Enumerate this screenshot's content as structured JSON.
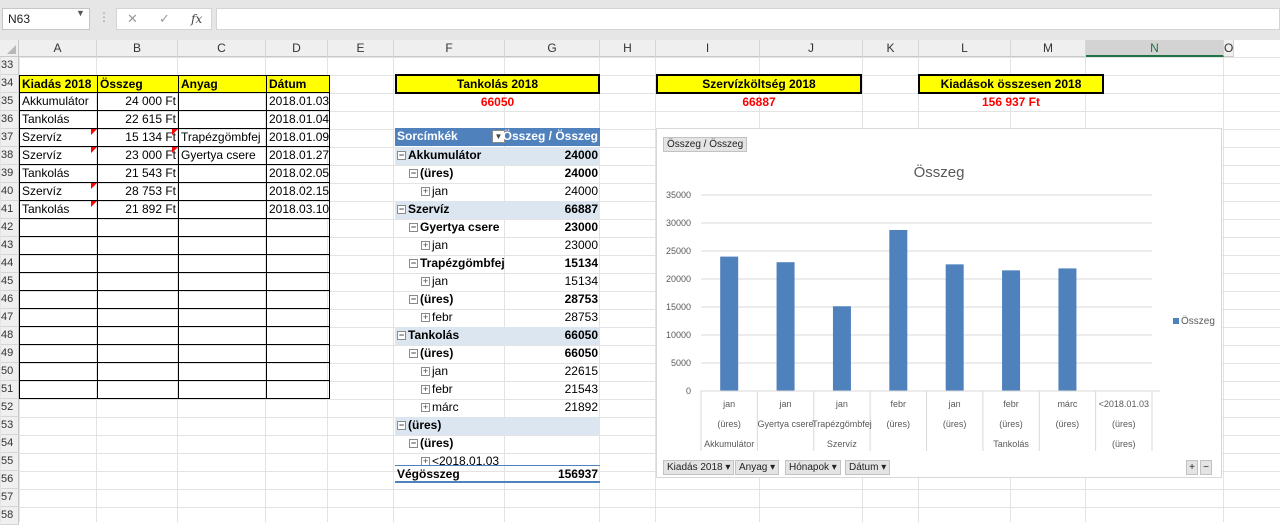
{
  "namebox": {
    "value": "N63"
  },
  "formula_bar": {
    "fx_label": "fx",
    "cancel": "✕",
    "enter": "✓",
    "content": ""
  },
  "columns": [
    "A",
    "B",
    "C",
    "D",
    "E",
    "F",
    "G",
    "H",
    "I",
    "J",
    "K",
    "L",
    "M",
    "N",
    "O"
  ],
  "selected_column": "N",
  "rows": [
    "33",
    "34",
    "35",
    "36",
    "37",
    "38",
    "39",
    "40",
    "41",
    "42",
    "43",
    "44",
    "45",
    "46",
    "47",
    "48",
    "49",
    "50",
    "51",
    "52",
    "53",
    "54",
    "55",
    "56",
    "57",
    "58"
  ],
  "table": {
    "headers": [
      "Kiadás 2018",
      "Összeg",
      "Anyag",
      "Dátum"
    ],
    "rows": [
      {
        "a": "Akkumulátor",
        "b": "24 000 Ft",
        "c": "",
        "d": "2018.01.03"
      },
      {
        "a": "Tankolás",
        "b": "22 615 Ft",
        "c": "",
        "d": "2018.01.04"
      },
      {
        "a": "Szervíz",
        "b": "15 134 Ft",
        "c": "Trapézgömbfej",
        "d": "2018.01.09"
      },
      {
        "a": "Szervíz",
        "b": "23 000 Ft",
        "c": "Gyertya csere",
        "d": "2018.01.27"
      },
      {
        "a": "Tankolás",
        "b": "21 543 Ft",
        "c": "",
        "d": "2018.02.05"
      },
      {
        "a": "Szervíz",
        "b": "28 753 Ft",
        "c": "",
        "d": "2018.02.15"
      },
      {
        "a": "Tankolás",
        "b": "21 892 Ft",
        "c": "",
        "d": "2018.03.10"
      }
    ]
  },
  "summary": {
    "tankolas_title": "Tankolás 2018",
    "tankolas_value": "66050",
    "szerviz_title": "Szervízköltség 2018",
    "szerviz_value": "66887",
    "kiadasok_title": "Kiadások összesen 2018",
    "kiadasok_value": "156 937 Ft"
  },
  "pivot": {
    "row_label_header": "Sorcímkék",
    "value_header": "Összeg / Összeg",
    "rows": [
      {
        "level": 0,
        "toggle": "⊟",
        "label": "Akkumulátor",
        "value": "24000",
        "bold": true,
        "band": true
      },
      {
        "level": 1,
        "toggle": "⊟",
        "label": "(üres)",
        "value": "24000",
        "bold": true,
        "band": false
      },
      {
        "level": 2,
        "toggle": "⊞",
        "label": "jan",
        "value": "24000",
        "bold": false,
        "band": false
      },
      {
        "level": 0,
        "toggle": "⊟",
        "label": "Szervíz",
        "value": "66887",
        "bold": true,
        "band": true
      },
      {
        "level": 1,
        "toggle": "⊟",
        "label": "Gyertya csere",
        "value": "23000",
        "bold": true,
        "band": false
      },
      {
        "level": 2,
        "toggle": "⊞",
        "label": "jan",
        "value": "23000",
        "bold": false,
        "band": false
      },
      {
        "level": 1,
        "toggle": "⊟",
        "label": "Trapézgömbfej",
        "value": "15134",
        "bold": true,
        "band": false
      },
      {
        "level": 2,
        "toggle": "⊞",
        "label": "jan",
        "value": "15134",
        "bold": false,
        "band": false
      },
      {
        "level": 1,
        "toggle": "⊟",
        "label": "(üres)",
        "value": "28753",
        "bold": true,
        "band": false
      },
      {
        "level": 2,
        "toggle": "⊞",
        "label": "febr",
        "value": "28753",
        "bold": false,
        "band": false
      },
      {
        "level": 0,
        "toggle": "⊟",
        "label": "Tankolás",
        "value": "66050",
        "bold": true,
        "band": true
      },
      {
        "level": 1,
        "toggle": "⊟",
        "label": "(üres)",
        "value": "66050",
        "bold": true,
        "band": false
      },
      {
        "level": 2,
        "toggle": "⊞",
        "label": "jan",
        "value": "22615",
        "bold": false,
        "band": false
      },
      {
        "level": 2,
        "toggle": "⊞",
        "label": "febr",
        "value": "21543",
        "bold": false,
        "band": false
      },
      {
        "level": 2,
        "toggle": "⊞",
        "label": "márc",
        "value": "21892",
        "bold": false,
        "band": false
      },
      {
        "level": 0,
        "toggle": "⊟",
        "label": "(üres)",
        "value": "",
        "bold": true,
        "band": true
      },
      {
        "level": 1,
        "toggle": "⊟",
        "label": "(üres)",
        "value": "",
        "bold": true,
        "band": false
      },
      {
        "level": 2,
        "toggle": "⊞",
        "label": "<2018.01.03",
        "value": "",
        "bold": false,
        "band": false
      }
    ],
    "grand_total_label": "Végösszeg",
    "grand_total_value": "156937"
  },
  "chart_data": {
    "type": "bar",
    "title": "Összeg",
    "value_field_button": "Összeg / Összeg",
    "series": [
      {
        "name": "Összeg",
        "values": [
          24000,
          23000,
          15134,
          28753,
          22615,
          21543,
          21892,
          0
        ]
      }
    ],
    "categories_level1": [
      "jan",
      "jan",
      "jan",
      "febr",
      "jan",
      "febr",
      "márc",
      "<2018.01.03"
    ],
    "categories_level2": [
      "(üres)",
      "Gyertya csere",
      "Trapézgömbfej",
      "(üres)",
      "(üres)",
      "(üres)",
      "(üres)",
      "(üres)"
    ],
    "categories_level3": [
      "Akkumulátor",
      "Szervíz",
      "Tankolás",
      "(üres)"
    ],
    "ylim": [
      0,
      35000
    ],
    "yticks": [
      0,
      5000,
      10000,
      15000,
      20000,
      25000,
      30000,
      35000
    ],
    "grid": true,
    "legend_position": "right",
    "bar_color": "#4f81bd",
    "field_buttons": [
      "Kiadás 2018",
      "Anyag",
      "Hónapok",
      "Dátum"
    ]
  }
}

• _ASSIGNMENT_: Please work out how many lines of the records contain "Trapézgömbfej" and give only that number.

• _RESULT OF THIS TASK_: 3